Dane County Sheriff's Office
Rothschild was charged with "resisting or obstructing" arrest with a court date of Sept. 23.
First it was the diehards, then a couple of clerics. Now it's journalists and politicians being arrested in the recent crackdown at the Capitol. Matt Rothschild, editor of The Progressive magazine, and Madison Ald. Mark Clear were arrested Thursday at the Solidarity Sing Along.
Rothschild says he goes down to the Capitol about three times a week to report on the noontime sing-along, which protests Gov. Scott Walker's policies. He did nothing different on Thursday. He says he recorded the crowd count -- about 160 -- in his reporter's notebook, made note of the signs people were carrying, interviewed participants and took pictures.
When Rothschild saw that Bonnie Block, a friend and member of the Raging Grannies singing group, was being arrested, he started to take pictures of the officers making the arrest. He says he tried to take a picture of Block as she entered the elevator but was told by police officers to stand back. Rothschild, who has published his own account about the arrest, says he identified himself as a journalist but was told to leave the area.
Rothschild says when he told the officers he had a right to be there, one grabbed his arm and told him he was being charged with obstruction.
"I didn't get close to the officers," he says. "I didn't get in their face when we walked down the hall.
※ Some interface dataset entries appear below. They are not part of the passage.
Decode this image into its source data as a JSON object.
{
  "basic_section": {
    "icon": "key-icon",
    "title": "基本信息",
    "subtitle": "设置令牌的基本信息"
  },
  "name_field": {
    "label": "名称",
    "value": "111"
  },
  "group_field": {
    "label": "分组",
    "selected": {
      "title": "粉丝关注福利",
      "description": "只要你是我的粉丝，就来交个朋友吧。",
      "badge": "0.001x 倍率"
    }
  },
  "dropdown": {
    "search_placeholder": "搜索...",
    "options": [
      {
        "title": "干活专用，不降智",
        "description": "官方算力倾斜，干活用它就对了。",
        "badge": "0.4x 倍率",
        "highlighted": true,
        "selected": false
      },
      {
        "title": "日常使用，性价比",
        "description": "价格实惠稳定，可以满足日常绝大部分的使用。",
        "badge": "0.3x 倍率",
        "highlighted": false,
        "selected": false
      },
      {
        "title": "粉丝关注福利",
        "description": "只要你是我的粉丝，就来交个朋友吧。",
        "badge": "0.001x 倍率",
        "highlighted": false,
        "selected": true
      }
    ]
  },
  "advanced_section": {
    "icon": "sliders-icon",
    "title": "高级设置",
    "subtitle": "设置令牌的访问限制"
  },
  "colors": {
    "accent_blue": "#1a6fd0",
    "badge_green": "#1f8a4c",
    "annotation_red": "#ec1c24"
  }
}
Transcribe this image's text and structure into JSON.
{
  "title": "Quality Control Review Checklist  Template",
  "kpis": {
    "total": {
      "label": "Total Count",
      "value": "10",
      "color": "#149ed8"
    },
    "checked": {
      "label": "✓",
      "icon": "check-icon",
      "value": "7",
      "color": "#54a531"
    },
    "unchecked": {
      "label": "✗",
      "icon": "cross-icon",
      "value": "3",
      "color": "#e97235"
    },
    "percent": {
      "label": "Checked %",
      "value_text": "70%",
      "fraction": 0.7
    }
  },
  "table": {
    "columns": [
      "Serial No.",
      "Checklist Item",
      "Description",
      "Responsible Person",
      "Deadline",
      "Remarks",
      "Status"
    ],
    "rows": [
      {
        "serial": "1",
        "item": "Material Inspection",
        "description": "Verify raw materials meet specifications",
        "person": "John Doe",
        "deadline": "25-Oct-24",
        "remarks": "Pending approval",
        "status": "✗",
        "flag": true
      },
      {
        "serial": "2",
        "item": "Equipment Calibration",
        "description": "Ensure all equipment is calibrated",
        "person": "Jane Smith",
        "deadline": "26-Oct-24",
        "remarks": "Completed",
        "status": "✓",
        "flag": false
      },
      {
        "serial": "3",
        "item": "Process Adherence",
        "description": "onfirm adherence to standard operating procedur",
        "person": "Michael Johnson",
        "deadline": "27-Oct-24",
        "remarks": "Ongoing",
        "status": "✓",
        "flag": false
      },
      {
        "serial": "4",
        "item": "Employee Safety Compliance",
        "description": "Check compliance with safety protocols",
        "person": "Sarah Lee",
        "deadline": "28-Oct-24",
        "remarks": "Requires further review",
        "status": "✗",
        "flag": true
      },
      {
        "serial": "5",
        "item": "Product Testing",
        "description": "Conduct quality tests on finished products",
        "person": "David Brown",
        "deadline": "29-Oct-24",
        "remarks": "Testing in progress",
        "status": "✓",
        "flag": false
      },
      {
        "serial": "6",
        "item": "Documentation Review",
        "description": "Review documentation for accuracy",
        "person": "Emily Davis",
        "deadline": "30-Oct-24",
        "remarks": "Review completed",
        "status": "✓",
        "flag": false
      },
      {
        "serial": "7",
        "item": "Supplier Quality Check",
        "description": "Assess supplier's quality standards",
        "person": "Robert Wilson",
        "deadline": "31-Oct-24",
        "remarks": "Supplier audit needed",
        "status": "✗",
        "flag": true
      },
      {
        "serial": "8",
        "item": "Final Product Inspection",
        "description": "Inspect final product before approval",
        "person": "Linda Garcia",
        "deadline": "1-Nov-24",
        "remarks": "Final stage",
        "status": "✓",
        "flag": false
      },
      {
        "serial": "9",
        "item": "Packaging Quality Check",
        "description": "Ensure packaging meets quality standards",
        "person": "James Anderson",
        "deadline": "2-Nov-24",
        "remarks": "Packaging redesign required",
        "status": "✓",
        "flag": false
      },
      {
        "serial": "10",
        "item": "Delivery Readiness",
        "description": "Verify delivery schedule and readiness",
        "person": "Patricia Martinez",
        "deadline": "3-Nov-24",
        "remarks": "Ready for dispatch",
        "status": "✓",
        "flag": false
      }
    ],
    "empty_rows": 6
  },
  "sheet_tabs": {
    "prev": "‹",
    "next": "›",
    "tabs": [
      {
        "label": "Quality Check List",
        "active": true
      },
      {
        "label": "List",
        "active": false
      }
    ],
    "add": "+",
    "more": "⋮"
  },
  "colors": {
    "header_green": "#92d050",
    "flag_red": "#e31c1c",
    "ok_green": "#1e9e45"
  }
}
I was just trying to get in position to take a decent picture."
Rothschild was brought in handcuffs to the basement offices of the Capitol Police and then transferred to Dane County jail in a squad car. He was fingerprinted, frisked and photographed for a mug shot. He then spent just under 90 minutes in a holding cell with three other inmates.
Rothschild was charged with "resisting or obstructing" arrest with a court date of Sept. 23. He says he will plead not guilty on the basis of the First Amendment. He was previously arrested at the Capitol in November 2011 for using a camera in the Assembly gallery.
Clear could not be reached for comment, but his colleague, Ald. Lisa Subeck, was with him when he was arrested. Subeck, who works downtown and regularly attends the protest, says she, Clear and Ald. Marsha Rummel "had pretty much just gotten there" when the police approached.
"Officers came up, and Marsha and I got out of the way because we thought they wanted to get through," says Subeck. Instead, they turned and arrested Clear.
Subeck says the latest police crackdown, which began on July 24, appears to be escalating.
"They're arresting more and more people," Subeck says. "I don't know if it's because they're getting more efficient at it or if they're trying to intimidate people."
Capitol police officers had been threatening observers, including Rep. Sondy Pope (D-Middleton), with arrest just for watching the sing-along but the Department of Administration, which oversees the police, later said that "Observers will not receive citations."
Subeck says she doesn't usually sing, but is not sure what she'd do if police threaten to arrest her. "I would have a very hard time saying 'Okay I'll leave,' knowing that all those folks are standing up for my rights."
No one could be reached at the Department of Administration communications office for comment.
Kristian Knutsen contributed to this report.